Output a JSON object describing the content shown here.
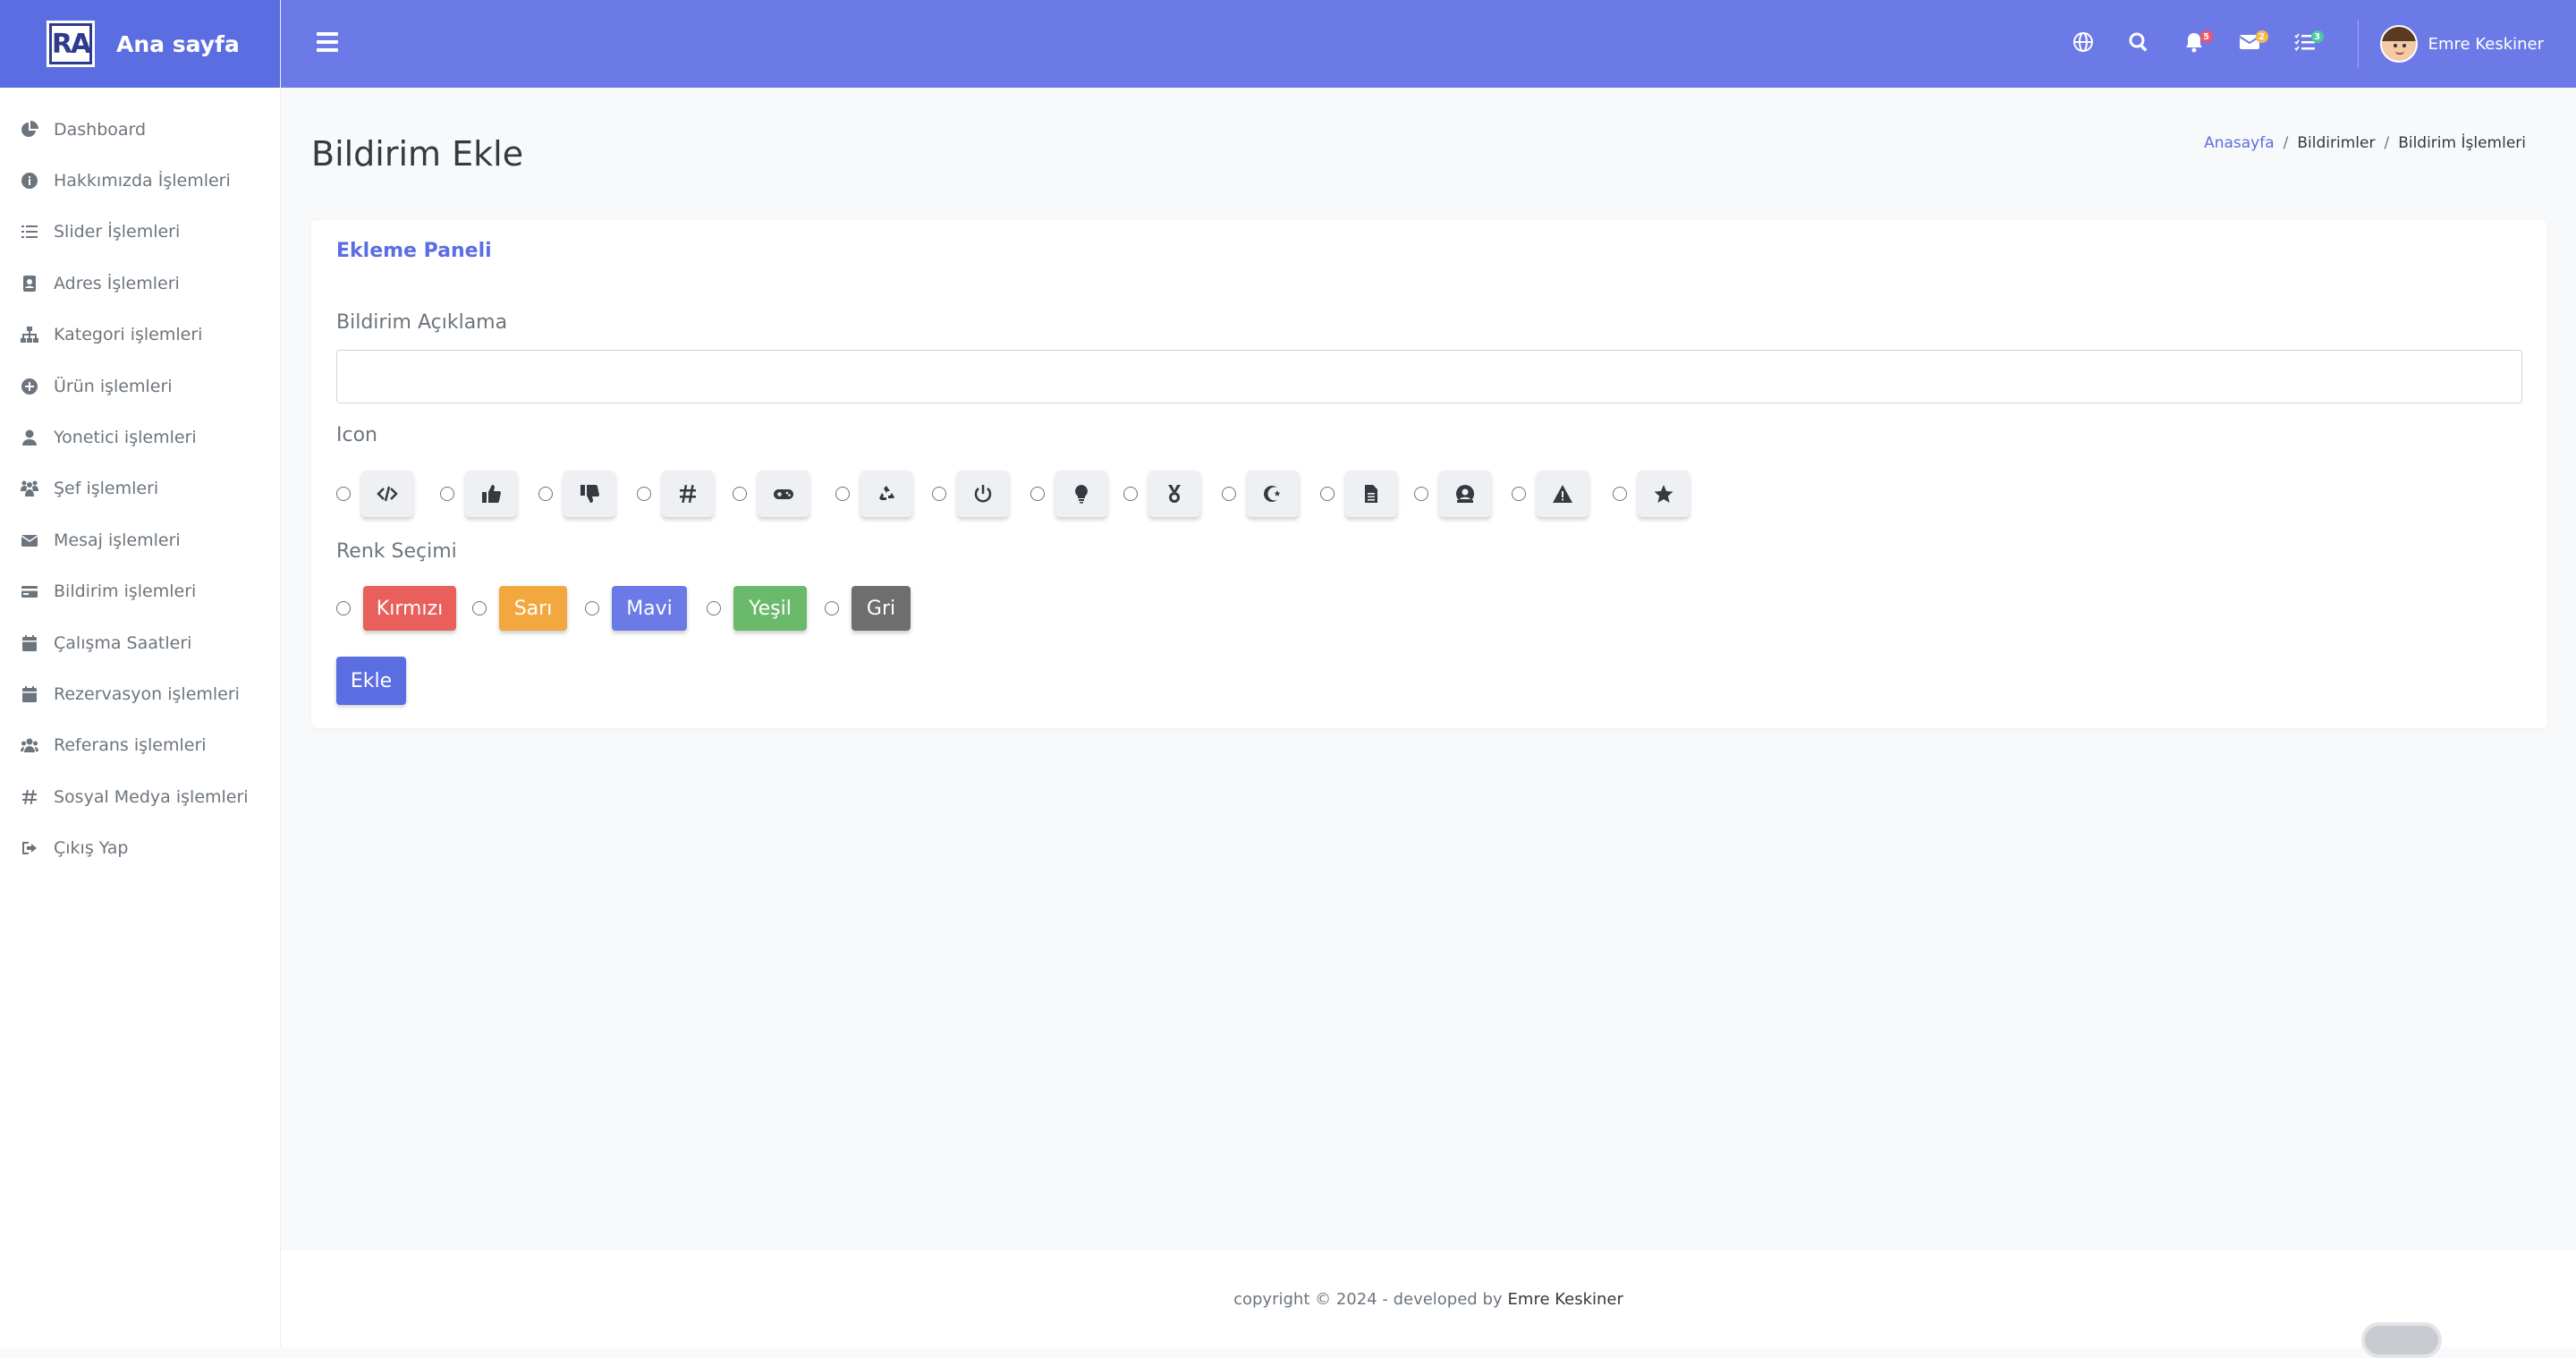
{
  "brand": {
    "logo_text": "RA",
    "title": "Ana sayfa"
  },
  "sidebar": {
    "items": [
      {
        "label": "Dashboard",
        "icon": "chart-pie-icon"
      },
      {
        "label": "Hakkımızda İşlemleri",
        "icon": "info-icon"
      },
      {
        "label": "Slider İşlemleri",
        "icon": "list-icon"
      },
      {
        "label": "Adres İşlemleri",
        "icon": "address-book-icon"
      },
      {
        "label": "Kategori işlemleri",
        "icon": "sitemap-icon"
      },
      {
        "label": "Ürün işlemleri",
        "icon": "plus-circle-icon"
      },
      {
        "label": "Yonetici işlemleri",
        "icon": "user-icon"
      },
      {
        "label": "Şef işlemleri",
        "icon": "chef-team-icon"
      },
      {
        "label": "Mesaj işlemleri",
        "icon": "envelope-icon"
      },
      {
        "label": "Bildirim işlemleri",
        "icon": "credit-card-icon"
      },
      {
        "label": "Çalışma Saatleri",
        "icon": "calendar-icon"
      },
      {
        "label": "Rezervasyon işlemleri",
        "icon": "calendar-icon"
      },
      {
        "label": "Referans işlemleri",
        "icon": "users-icon"
      },
      {
        "label": "Sosyal Medya işlemleri",
        "icon": "hashtag-icon"
      },
      {
        "label": "Çıkış Yap",
        "icon": "sign-out-icon"
      }
    ]
  },
  "topbar": {
    "notifications_count": "5",
    "messages_count": "2",
    "tasks_count": "3",
    "user_name": "Emre Keskiner"
  },
  "page": {
    "title": "Bildirim Ekle",
    "breadcrumb": [
      "Anasayfa",
      "Bildirimler",
      "Bildirim İşlemleri"
    ]
  },
  "form": {
    "panel_title": "Ekleme Paneli",
    "description_label": "Bildirim Açıklama",
    "description_value": "",
    "icon_label": "Icon",
    "icons": [
      "code-icon",
      "thumbs-up-icon",
      "thumbs-down-icon",
      "hashtag-icon",
      "gamepad-icon",
      "recycle-icon",
      "power-icon",
      "lightbulb-icon",
      "medal-icon",
      "star-and-crescent-icon",
      "file-icon",
      "user-circle-icon",
      "warning-icon",
      "star-icon"
    ],
    "color_label": "Renk Seçimi",
    "colors": [
      {
        "label": "Kırmızı",
        "hex": "#e95f5b"
      },
      {
        "label": "Sarı",
        "hex": "#f3a73f"
      },
      {
        "label": "Mavi",
        "hex": "#6c7ae7"
      },
      {
        "label": "Yeşil",
        "hex": "#6bb96b"
      },
      {
        "label": "Gri",
        "hex": "#6e6e6e"
      }
    ],
    "submit_label": "Ekle"
  },
  "footer": {
    "text": "copyright © 2024 - developed by",
    "author": "Emre Keskiner"
  }
}
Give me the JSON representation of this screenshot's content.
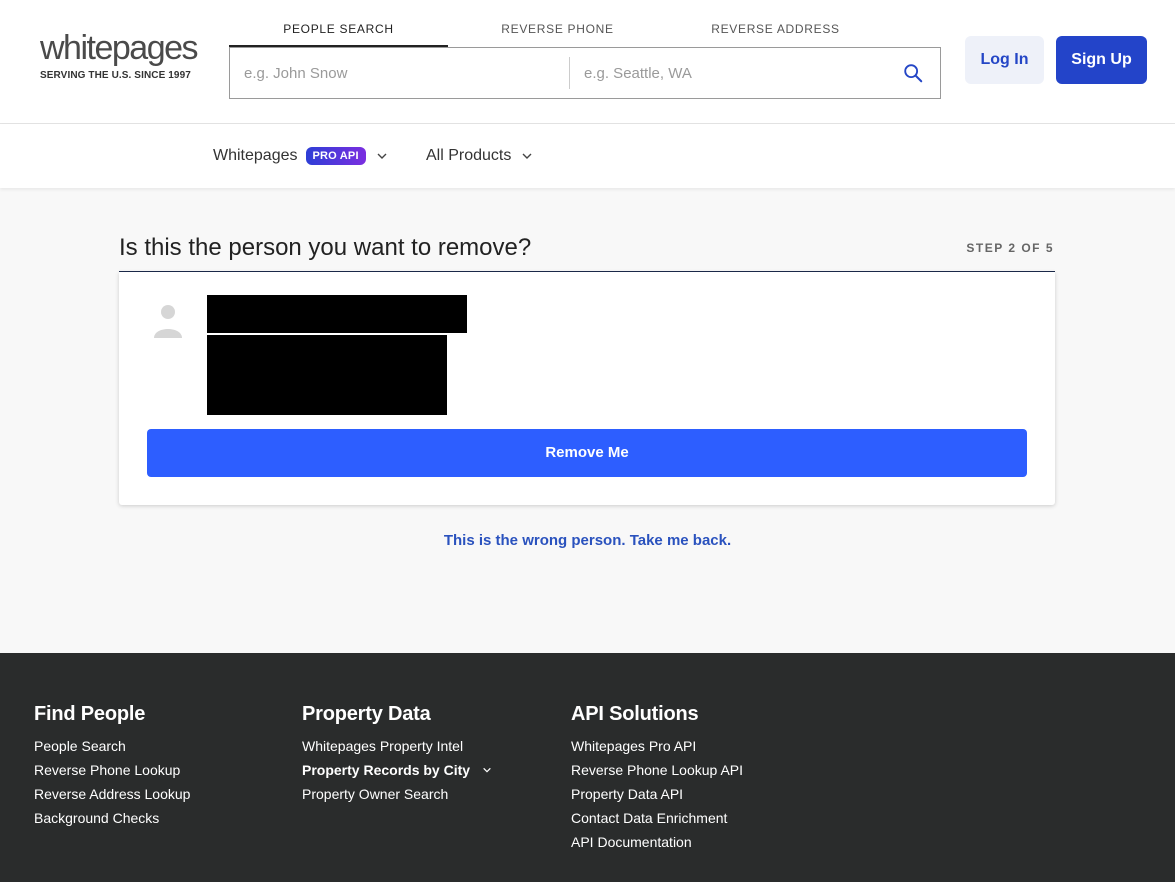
{
  "header": {
    "logo_text": "whitepages",
    "logo_tagline": "SERVING THE U.S. SINCE 1997",
    "tabs": [
      {
        "label": "PEOPLE SEARCH",
        "active": true
      },
      {
        "label": "REVERSE PHONE",
        "active": false
      },
      {
        "label": "REVERSE ADDRESS",
        "active": false
      }
    ],
    "name_placeholder": "e.g. John Snow",
    "location_placeholder": "e.g. Seattle, WA",
    "search_icon": "search-icon",
    "login_label": "Log In",
    "signup_label": "Sign Up"
  },
  "subnav": {
    "whitepages_label": "Whitepages",
    "pro_badge": "PRO API",
    "products_label": "All Products"
  },
  "main": {
    "title": "Is this the person you want to remove?",
    "step": "STEP 2 OF 5",
    "avatar_icon": "person-icon",
    "remove_label": "Remove Me",
    "back_link": "This is the wrong person. Take me back."
  },
  "footer": {
    "columns": [
      {
        "heading": "Find People",
        "links": [
          "People Search",
          "Reverse Phone Lookup",
          "Reverse Address Lookup",
          "Background Checks"
        ]
      },
      {
        "heading": "Property Data",
        "links": [
          "Whitepages Property Intel",
          "Property Records by City",
          "Property Owner Search"
        ]
      },
      {
        "heading": "API Solutions",
        "links": [
          "Whitepages Pro API",
          "Reverse Phone Lookup API",
          "Property Data API",
          "Contact Data Enrichment",
          "API Documentation"
        ]
      }
    ]
  },
  "colors": {
    "brand_blue": "#2344c9",
    "remove_blue": "#2d5eff",
    "link_blue": "#2a52be",
    "footer_bg": "#2a2c2c"
  }
}
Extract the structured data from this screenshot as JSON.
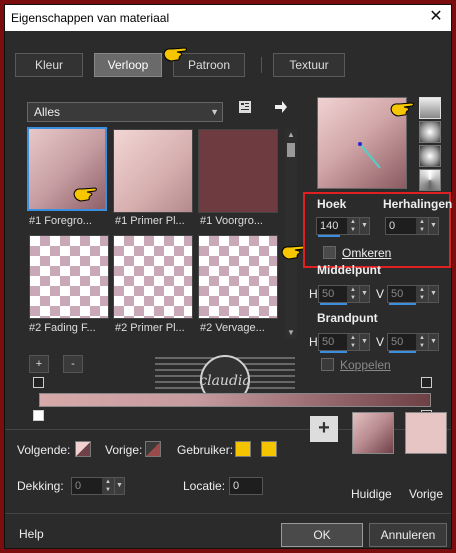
{
  "window": {
    "title": "Eigenschappen van materiaal",
    "close_glyph": "✕"
  },
  "tabs": [
    {
      "label": "Kleur"
    },
    {
      "label": "Verloop"
    },
    {
      "label": "Patroon"
    },
    {
      "label": "Textuur"
    }
  ],
  "library": {
    "filter_value": "Alles",
    "thumbnails": [
      {
        "caption": "#1 Foregro..."
      },
      {
        "caption": "#1 Primer Pl..."
      },
      {
        "caption": "#1 Voorgro..."
      },
      {
        "caption": "#2 Fading F..."
      },
      {
        "caption": "#2 Primer Pl..."
      },
      {
        "caption": "#2 Vervage..."
      }
    ],
    "add_label": "+",
    "remove_label": "-"
  },
  "settings": {
    "hoek_label": "Hoek",
    "hoek_value": "140",
    "herhalingen_label": "Herhalingen",
    "herhalingen_value": "0",
    "omkeren_label": "Omkeren",
    "middelpunt_label": "Middelpunt",
    "middelpunt_h_label": "H",
    "middelpunt_h_value": "50",
    "middelpunt_v_label": "V",
    "middelpunt_v_value": "50",
    "brandpunt_label": "Brandpunt",
    "brandpunt_h_label": "H",
    "brandpunt_h_value": "50",
    "brandpunt_v_label": "V",
    "brandpunt_v_value": "50",
    "koppelen_label": "Koppelen"
  },
  "watermark": {
    "text": "claudia"
  },
  "footer": {
    "volgende_label": "Volgende:",
    "vorige_label": "Vorige:",
    "gebruiker_label": "Gebruiker:",
    "dekking_label": "Dekking:",
    "dekking_value": "0",
    "locatie_label": "Locatie:",
    "locatie_value": "0",
    "huidige_label": "Huidige",
    "vorige_swatch_label": "Vorige",
    "help_label": "Help",
    "ok_label": "OK",
    "cancel_label": "Annuleren"
  },
  "colors": {
    "selection_blue": "#3b8fe0",
    "highlight_red": "#e02020",
    "gebruiker_yellow": "#f5c400",
    "huidige_top": "#c99ea2",
    "huidige_bottom": "#6e4148",
    "vorige_swatch": "#e6c5c4"
  }
}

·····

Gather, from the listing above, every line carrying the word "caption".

RESPONSE TO THE EXERCISE:
        "caption": "#1 Foregro..."
        "caption": "#1 Primer Pl..."
        "caption": "#1 Voorgro..."
        "caption": "#2 Fading F..."
        "caption": "#2 Primer Pl..."
        "caption": "#2 Vervage..."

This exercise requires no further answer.